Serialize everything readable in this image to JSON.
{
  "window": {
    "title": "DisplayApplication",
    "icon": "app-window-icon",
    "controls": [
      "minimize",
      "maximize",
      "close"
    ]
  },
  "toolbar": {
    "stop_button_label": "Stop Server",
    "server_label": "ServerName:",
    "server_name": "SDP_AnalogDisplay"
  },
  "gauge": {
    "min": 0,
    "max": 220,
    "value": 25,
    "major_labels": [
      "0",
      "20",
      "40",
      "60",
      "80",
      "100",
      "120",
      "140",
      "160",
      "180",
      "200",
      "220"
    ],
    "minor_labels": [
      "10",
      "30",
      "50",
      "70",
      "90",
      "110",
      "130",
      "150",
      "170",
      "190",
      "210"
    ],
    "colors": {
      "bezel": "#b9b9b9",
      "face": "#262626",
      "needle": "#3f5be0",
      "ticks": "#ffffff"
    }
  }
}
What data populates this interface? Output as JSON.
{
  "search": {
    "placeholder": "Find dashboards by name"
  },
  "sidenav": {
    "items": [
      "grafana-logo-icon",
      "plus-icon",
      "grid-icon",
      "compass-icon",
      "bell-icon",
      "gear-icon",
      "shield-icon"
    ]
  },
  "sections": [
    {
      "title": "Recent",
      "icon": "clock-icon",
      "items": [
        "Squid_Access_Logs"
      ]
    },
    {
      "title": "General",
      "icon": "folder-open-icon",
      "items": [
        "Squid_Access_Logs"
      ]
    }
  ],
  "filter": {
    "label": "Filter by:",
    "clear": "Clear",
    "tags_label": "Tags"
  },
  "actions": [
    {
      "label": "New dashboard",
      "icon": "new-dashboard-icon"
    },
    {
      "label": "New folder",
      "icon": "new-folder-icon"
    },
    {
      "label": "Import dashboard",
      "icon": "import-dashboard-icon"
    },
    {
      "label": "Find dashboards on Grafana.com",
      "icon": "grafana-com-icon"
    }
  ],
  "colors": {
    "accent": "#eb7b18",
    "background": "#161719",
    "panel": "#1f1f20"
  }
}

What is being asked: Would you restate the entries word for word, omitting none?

Exercise response:
Serialize everything readable in this image to JSON.
{
  "window": {
    "title": "DisplayApplication",
    "icon": "app-window-icon",
    "controls": [
      "minimize",
      "maximize",
      "close"
    ]
  },
  "toolbar": {
    "stop_button_label": "Stop Server",
    "server_label": "ServerName:",
    "server_name": "SDP_AnalogDisplay"
  },
  "gauge": {
    "min": 0,
    "max": 220,
    "value": 25,
    "major_labels": [
      "0",
      "20",
      "40",
      "60",
      "80",
      "100",
      "120",
      "140",
      "160",
      "180",
      "200",
      "220"
    ],
    "minor_labels": [
      "10",
      "30",
      "50",
      "70",
      "90",
      "110",
      "130",
      "150",
      "170",
      "190",
      "210"
    ],
    "colors": {
      "bezel": "#b9b9b9",
      "face": "#262626",
      "needle": "#3f5be0",
      "ticks": "#ffffff"
    }
  }
}
What data populates this interface? Output as JSON.
{
  "search": {
    "placeholder": "Find dashboards by name"
  },
  "sidenav": {
    "items": [
      "grafana-logo-icon",
      "plus-icon",
      "grid-icon",
      "compass-icon",
      "bell-icon",
      "gear-icon",
      "shield-icon"
    ]
  },
  "sections": [
    {
      "title": "Recent",
      "icon": "clock-icon",
      "items": [
        "Squid_Access_Logs"
      ]
    },
    {
      "title": "General",
      "icon": "folder-open-icon",
      "items": [
        "Squid_Access_Logs"
      ]
    }
  ],
  "filter": {
    "label": "Filter by:",
    "clear": "Clear",
    "tags_label": "Tags"
  },
  "actions": [
    {
      "label": "New dashboard",
      "icon": "new-dashboard-icon"
    },
    {
      "label": "New folder",
      "icon": "new-folder-icon"
    },
    {
      "label": "Import dashboard",
      "icon": "import-dashboard-icon"
    },
    {
      "label": "Find dashboards on Grafana.com",
      "icon": "grafana-com-icon"
    }
  ],
  "colors": {
    "accent": "#eb7b18",
    "background": "#161719",
    "panel": "#1f1f20"
  }
}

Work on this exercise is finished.